Entries from a dataset of interfaces:
_ _ _

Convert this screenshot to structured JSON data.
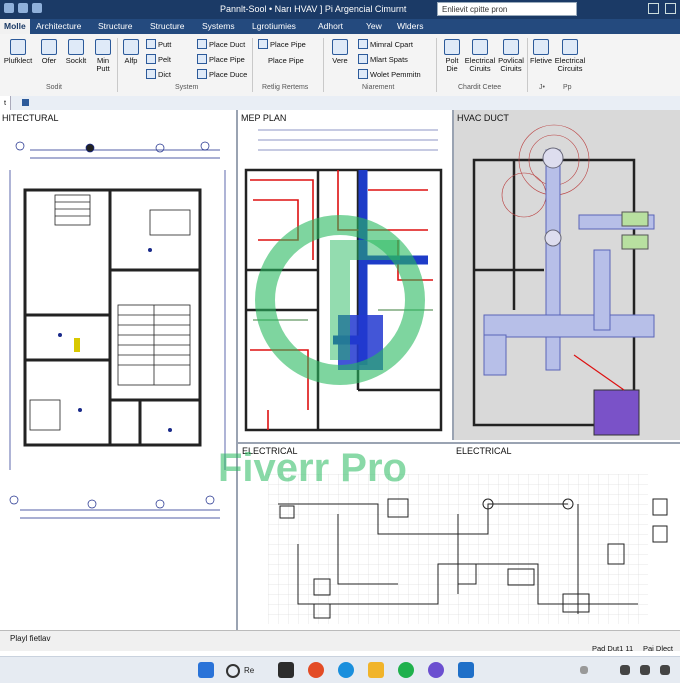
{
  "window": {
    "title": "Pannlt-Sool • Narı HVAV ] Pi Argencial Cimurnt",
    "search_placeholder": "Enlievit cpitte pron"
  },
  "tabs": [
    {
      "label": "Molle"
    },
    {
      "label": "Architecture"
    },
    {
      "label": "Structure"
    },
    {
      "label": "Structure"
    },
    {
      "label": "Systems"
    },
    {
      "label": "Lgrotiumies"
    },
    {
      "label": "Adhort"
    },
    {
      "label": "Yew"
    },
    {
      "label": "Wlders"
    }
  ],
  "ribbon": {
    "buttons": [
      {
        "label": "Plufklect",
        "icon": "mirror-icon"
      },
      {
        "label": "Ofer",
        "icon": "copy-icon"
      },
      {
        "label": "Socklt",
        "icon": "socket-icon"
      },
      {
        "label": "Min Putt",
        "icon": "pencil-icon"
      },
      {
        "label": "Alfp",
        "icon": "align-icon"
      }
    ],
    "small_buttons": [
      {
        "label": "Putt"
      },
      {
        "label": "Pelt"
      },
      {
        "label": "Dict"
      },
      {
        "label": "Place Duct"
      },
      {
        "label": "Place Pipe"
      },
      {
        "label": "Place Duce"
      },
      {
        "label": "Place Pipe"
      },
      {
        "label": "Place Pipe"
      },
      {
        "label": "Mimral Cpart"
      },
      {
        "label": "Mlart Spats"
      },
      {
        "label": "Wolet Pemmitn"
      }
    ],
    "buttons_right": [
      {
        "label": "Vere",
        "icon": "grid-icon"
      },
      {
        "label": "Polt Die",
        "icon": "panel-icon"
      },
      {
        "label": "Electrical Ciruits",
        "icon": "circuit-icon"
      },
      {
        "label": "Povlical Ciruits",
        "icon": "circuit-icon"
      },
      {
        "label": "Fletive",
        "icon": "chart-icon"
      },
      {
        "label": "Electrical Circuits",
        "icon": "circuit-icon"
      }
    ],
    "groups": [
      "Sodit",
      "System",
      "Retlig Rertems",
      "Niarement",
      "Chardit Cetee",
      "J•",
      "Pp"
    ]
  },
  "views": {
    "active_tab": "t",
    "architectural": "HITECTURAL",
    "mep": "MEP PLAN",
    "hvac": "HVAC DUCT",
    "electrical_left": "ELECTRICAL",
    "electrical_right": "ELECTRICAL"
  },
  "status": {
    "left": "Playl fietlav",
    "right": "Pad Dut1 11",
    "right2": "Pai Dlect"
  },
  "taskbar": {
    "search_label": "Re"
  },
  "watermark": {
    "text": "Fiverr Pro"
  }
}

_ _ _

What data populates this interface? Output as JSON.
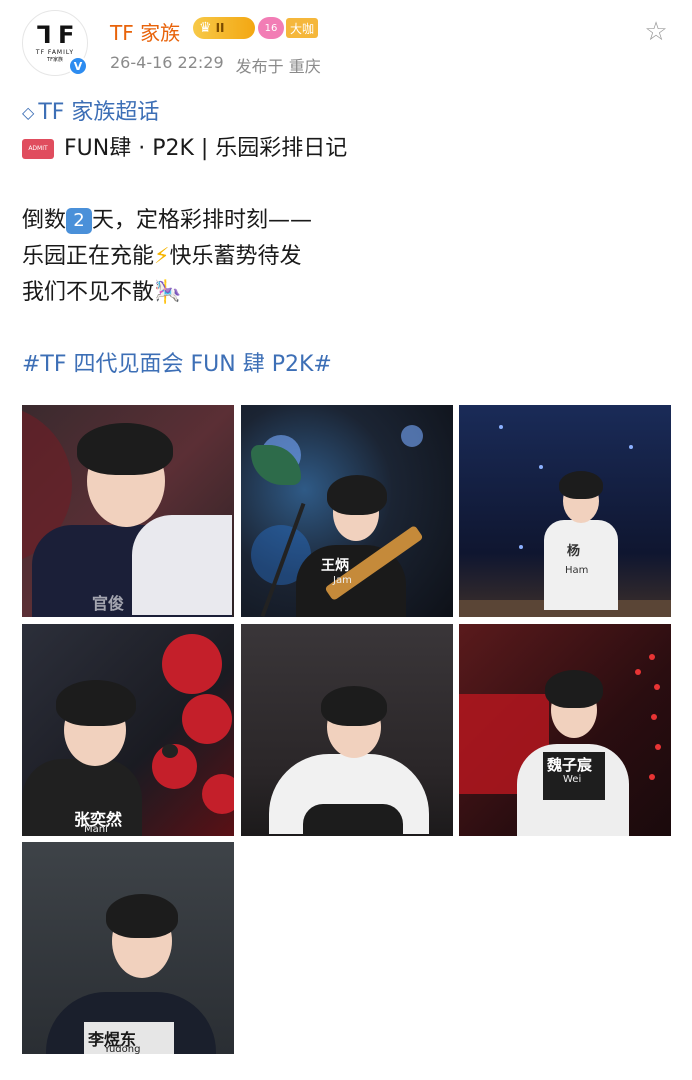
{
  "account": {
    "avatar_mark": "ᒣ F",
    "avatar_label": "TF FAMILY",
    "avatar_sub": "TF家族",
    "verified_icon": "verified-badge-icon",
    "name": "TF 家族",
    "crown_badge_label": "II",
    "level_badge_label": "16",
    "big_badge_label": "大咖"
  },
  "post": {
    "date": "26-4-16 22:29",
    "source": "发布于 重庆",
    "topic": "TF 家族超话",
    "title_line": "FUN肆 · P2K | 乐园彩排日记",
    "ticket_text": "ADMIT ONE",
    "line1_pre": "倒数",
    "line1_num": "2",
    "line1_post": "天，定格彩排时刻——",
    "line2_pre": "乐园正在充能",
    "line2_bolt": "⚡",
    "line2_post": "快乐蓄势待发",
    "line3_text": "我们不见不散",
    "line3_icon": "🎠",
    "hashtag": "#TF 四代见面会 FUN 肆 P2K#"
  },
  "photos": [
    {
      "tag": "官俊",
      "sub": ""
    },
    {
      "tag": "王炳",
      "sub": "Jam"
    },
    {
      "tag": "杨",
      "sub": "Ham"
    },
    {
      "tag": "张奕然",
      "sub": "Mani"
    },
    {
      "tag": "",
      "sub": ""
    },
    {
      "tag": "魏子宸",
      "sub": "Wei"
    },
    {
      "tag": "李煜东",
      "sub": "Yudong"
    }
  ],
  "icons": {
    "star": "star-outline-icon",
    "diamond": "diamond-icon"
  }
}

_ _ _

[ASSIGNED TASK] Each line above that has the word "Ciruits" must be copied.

[WRITTEN RESPONSE]
        "label": "Electrical Ciruits",
        "label": "Povlical Ciruits",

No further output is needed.